▶

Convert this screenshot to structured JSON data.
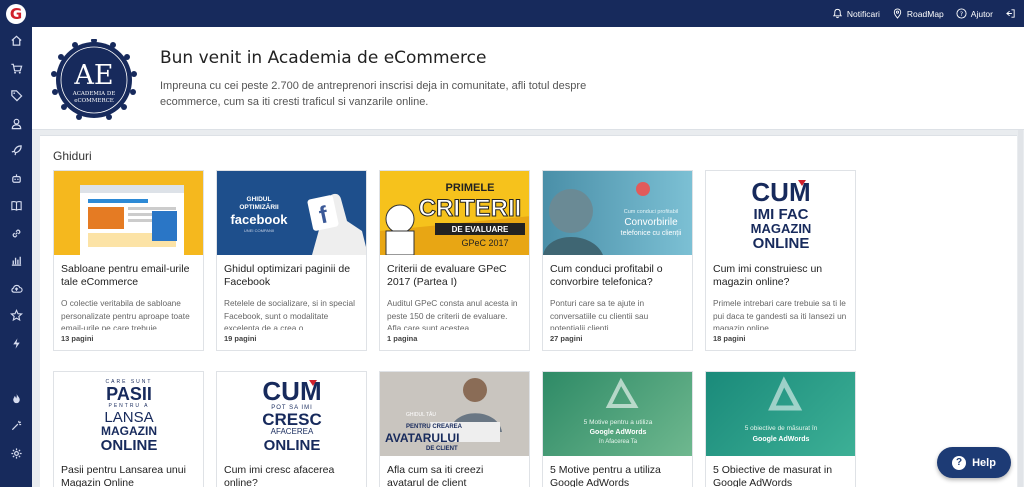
{
  "topbar": {
    "logo_letter": "G",
    "items": [
      {
        "label": "Notificari",
        "icon": "bell-icon"
      },
      {
        "label": "RoadMap",
        "icon": "map-pin-icon"
      },
      {
        "label": "Ajutor",
        "icon": "help-circle-icon"
      }
    ],
    "logout_icon": "logout-icon"
  },
  "sidebar": {
    "items": [
      "home-icon",
      "cart-icon",
      "tag-icon",
      "users-icon",
      "rocket-icon",
      "robot-icon",
      "book-icon",
      "link-icon",
      "chart-icon",
      "cloud-icon",
      "star-icon",
      "bolt-icon",
      "fire-icon",
      "magic-icon",
      "settings-icon"
    ]
  },
  "welcome": {
    "logo_initials": "AE",
    "logo_text_1": "ACADEMIA DE",
    "logo_text_2": "eCOMMERCE",
    "title": "Bun venit in Academia de eCommerce",
    "subtitle": "Impreuna cu cei peste 2.700 de antreprenori inscrisi deja in comunitate, afli totul despre ecommerce, cum sa iti cresti traficul si vanzarile online."
  },
  "guides": {
    "title": "Ghiduri",
    "cards": [
      {
        "title": "Sabloane pentru email-urile tale eCommerce",
        "desc": "O colectie veritabila de sabloane personalizate pentru aproape toate email-urile pe care trebuie",
        "pages": "13 pagini"
      },
      {
        "title": "Ghidul optimizari paginii de Facebook",
        "desc": "Retelele de socializare, si in special Facebook, sunt o modalitate excelenta de a crea o",
        "pages": "19 pagini",
        "img_l1": "GHIDUL",
        "img_l2": "OPTIMIZĂRII",
        "img_l3": "facebook",
        "img_l4": "UNEI COMPANII"
      },
      {
        "title": "Criterii de evaluare GPeC 2017 (Partea I)",
        "desc": "Auditul GPeC consta anul acesta in peste 150 de criterii de evaluare. Afla care sunt acestea.",
        "pages": "1 pagina",
        "img_l1": "PRIMELE",
        "img_l2": "CRITERII",
        "img_l3": "DE EVALUARE",
        "img_l4": "GPeC 2017"
      },
      {
        "title": "Cum conduci profitabil o convorbire telefonica?",
        "desc": "Ponturi care sa te ajute in conversatiile cu clientii sau potentialii clienti.",
        "pages": "27 pagini",
        "img_l1": "Cum conduci profitabil",
        "img_l2": "Convorbirile",
        "img_l3": "telefonice cu clienții"
      },
      {
        "title": "Cum imi construiesc un magazin online?",
        "desc": "Primele intrebari care trebuie sa ti le pui daca te gandesti sa iti lansezi un magazin online.",
        "pages": "18 pagini",
        "img_l1": "CUM",
        "img_l2": "IMI FAC",
        "img_l3": "MAGAZIN",
        "img_l4": "ONLINE"
      },
      {
        "title": "Pasii pentru Lansarea unui Magazin Online",
        "img_l1": "CARE SUNT",
        "img_l2": "PASII",
        "img_l3": "PENTRU A",
        "img_l4": "LANSA",
        "img_l5": "MAGAZIN",
        "img_l6": "ONLINE"
      },
      {
        "title": "Cum imi cresc afacerea online?",
        "img_l1": "CUM",
        "img_l2": "POT SA IMI",
        "img_l3": "CRESC",
        "img_l4": "AFACEREA",
        "img_l5": "ONLINE"
      },
      {
        "title": "Afla cum sa iti creezi avatarul de client",
        "img_l1": "GHIDUL TĂU",
        "img_l2": "PENTRU CREAREA",
        "img_l3": "AVATARULUI",
        "img_l4": "DE CLIENT"
      },
      {
        "title": "5 Motive pentru a utiliza Google AdWords",
        "img_l1": "5 Motive pentru a utiliza",
        "img_l2": "Google AdWords",
        "img_l3": "în Afacerea Ta"
      },
      {
        "title": "5 Obiective de masurat in Google AdWords",
        "img_l1": "5 obiective de măsurat în",
        "img_l2": "Google AdWords"
      }
    ]
  },
  "help_button": {
    "label": "Help"
  }
}
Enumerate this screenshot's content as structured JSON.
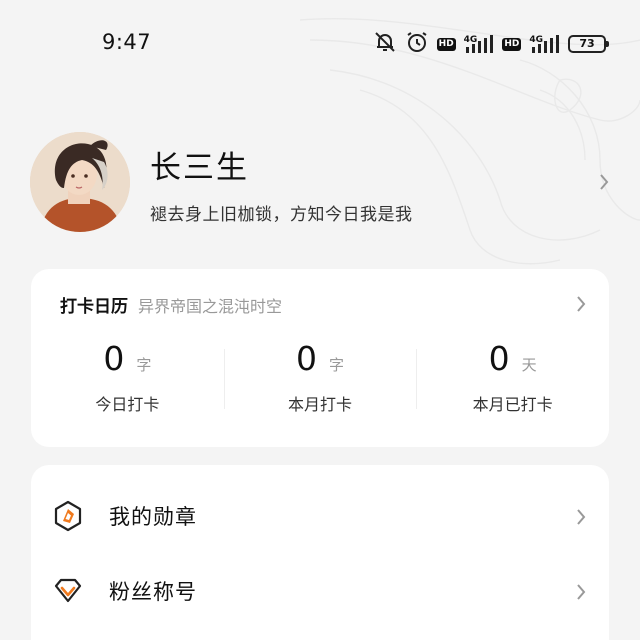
{
  "status_bar": {
    "time": "9:47",
    "hd_1": "HD",
    "net_1": "4G",
    "hd_2": "HD",
    "net_2": "4G",
    "battery": "73",
    "icons": [
      "mute-bell-icon",
      "alarm-icon",
      "signal-icon",
      "battery-icon"
    ]
  },
  "profile": {
    "username": "长三生",
    "bio": "褪去身上旧枷锁，方知今日我是我"
  },
  "checkin": {
    "title": "打卡日历",
    "subtitle": "异界帝国之混沌时空",
    "stats": [
      {
        "value": "0",
        "unit": "字",
        "label": "今日打卡"
      },
      {
        "value": "0",
        "unit": "字",
        "label": "本月打卡"
      },
      {
        "value": "0",
        "unit": "天",
        "label": "本月已打卡"
      }
    ]
  },
  "menu": {
    "items": [
      {
        "label": "我的勋章",
        "icon": "medal-icon"
      },
      {
        "label": "粉丝称号",
        "icon": "diamond-icon"
      }
    ]
  },
  "colors": {
    "accent": "#f07a1e",
    "background": "#f4f4f4",
    "card": "#ffffff",
    "muted_text": "#999999"
  }
}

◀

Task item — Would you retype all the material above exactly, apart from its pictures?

Your response —
Convert this screenshot to structured JSON data.
{
  "topbar": {
    "logo_letter": "G",
    "items": [
      {
        "label": "Notificari",
        "icon": "bell-icon"
      },
      {
        "label": "RoadMap",
        "icon": "map-pin-icon"
      },
      {
        "label": "Ajutor",
        "icon": "help-circle-icon"
      }
    ],
    "logout_icon": "logout-icon"
  },
  "sidebar": {
    "items": [
      "home-icon",
      "cart-icon",
      "tag-icon",
      "users-icon",
      "rocket-icon",
      "robot-icon",
      "book-icon",
      "link-icon",
      "chart-icon",
      "cloud-icon",
      "star-icon",
      "bolt-icon",
      "fire-icon",
      "magic-icon",
      "settings-icon"
    ]
  },
  "welcome": {
    "logo_initials": "AE",
    "logo_text_1": "ACADEMIA DE",
    "logo_text_2": "eCOMMERCE",
    "title": "Bun venit in Academia de eCommerce",
    "subtitle": "Impreuna cu cei peste 2.700 de antreprenori inscrisi deja in comunitate, afli totul despre ecommerce, cum sa iti cresti traficul si vanzarile online."
  },
  "guides": {
    "title": "Ghiduri",
    "cards": [
      {
        "title": "Sabloane pentru email-urile tale eCommerce",
        "desc": "O colectie veritabila de sabloane personalizate pentru aproape toate email-urile pe care trebuie",
        "pages": "13 pagini"
      },
      {
        "title": "Ghidul optimizari paginii de Facebook",
        "desc": "Retelele de socializare, si in special Facebook, sunt o modalitate excelenta de a crea o",
        "pages": "19 pagini",
        "img_l1": "GHIDUL",
        "img_l2": "OPTIMIZĂRII",
        "img_l3": "facebook",
        "img_l4": "UNEI COMPANII"
      },
      {
        "title": "Criterii de evaluare GPeC 2017 (Partea I)",
        "desc": "Auditul GPeC consta anul acesta in peste 150 de criterii de evaluare. Afla care sunt acestea.",
        "pages": "1 pagina",
        "img_l1": "PRIMELE",
        "img_l2": "CRITERII",
        "img_l3": "DE EVALUARE",
        "img_l4": "GPeC 2017"
      },
      {
        "title": "Cum conduci profitabil o convorbire telefonica?",
        "desc": "Ponturi care sa te ajute in conversatiile cu clientii sau potentialii clienti.",
        "pages": "27 pagini",
        "img_l1": "Cum conduci profitabil",
        "img_l2": "Convorbirile",
        "img_l3": "telefonice cu clienții"
      },
      {
        "title": "Cum imi construiesc un magazin online?",
        "desc": "Primele intrebari care trebuie sa ti le pui daca te gandesti sa iti lansezi un magazin online.",
        "pages": "18 pagini",
        "img_l1": "CUM",
        "img_l2": "IMI FAC",
        "img_l3": "MAGAZIN",
        "img_l4": "ONLINE"
      },
      {
        "title": "Pasii pentru Lansarea unui Magazin Online",
        "img_l1": "CARE SUNT",
        "img_l2": "PASII",
        "img_l3": "PENTRU A",
        "img_l4": "LANSA",
        "img_l5": "MAGAZIN",
        "img_l6": "ONLINE"
      },
      {
        "title": "Cum imi cresc afacerea online?",
        "img_l1": "CUM",
        "img_l2": "POT SA IMI",
        "img_l3": "CRESC",
        "img_l4": "AFACEREA",
        "img_l5": "ONLINE"
      },
      {
        "title": "Afla cum sa iti creezi avatarul de client",
        "img_l1": "GHIDUL TĂU",
        "img_l2": "PENTRU CREAREA",
        "img_l3": "AVATARULUI",
        "img_l4": "DE CLIENT"
      },
      {
        "title": "5 Motive pentru a utiliza Google AdWords",
        "img_l1": "5 Motive pentru a utiliza",
        "img_l2": "Google AdWords",
        "img_l3": "în Afacerea Ta"
      },
      {
        "title": "5 Obiective de masurat in Google AdWords",
        "img_l1": "5 obiective de măsurat în",
        "img_l2": "Google AdWords"
      }
    ]
  },
  "help_button": {
    "label": "Help"
  }
}
Enumerate this screenshot's content as structured JSON.
{
  "status_bar": {
    "time": "9:47",
    "hd_1": "HD",
    "net_1": "4G",
    "hd_2": "HD",
    "net_2": "4G",
    "battery": "73",
    "icons": [
      "mute-bell-icon",
      "alarm-icon",
      "signal-icon",
      "battery-icon"
    ]
  },
  "profile": {
    "username": "长三生",
    "bio": "褪去身上旧枷锁，方知今日我是我"
  },
  "checkin": {
    "title": "打卡日历",
    "subtitle": "异界帝国之混沌时空",
    "stats": [
      {
        "value": "0",
        "unit": "字",
        "label": "今日打卡"
      },
      {
        "value": "0",
        "unit": "字",
        "label": "本月打卡"
      },
      {
        "value": "0",
        "unit": "天",
        "label": "本月已打卡"
      }
    ]
  },
  "menu": {
    "items": [
      {
        "label": "我的勋章",
        "icon": "medal-icon"
      },
      {
        "label": "粉丝称号",
        "icon": "diamond-icon"
      }
    ]
  },
  "colors": {
    "accent": "#f07a1e",
    "background": "#f4f4f4",
    "card": "#ffffff",
    "muted_text": "#999999"
  }
}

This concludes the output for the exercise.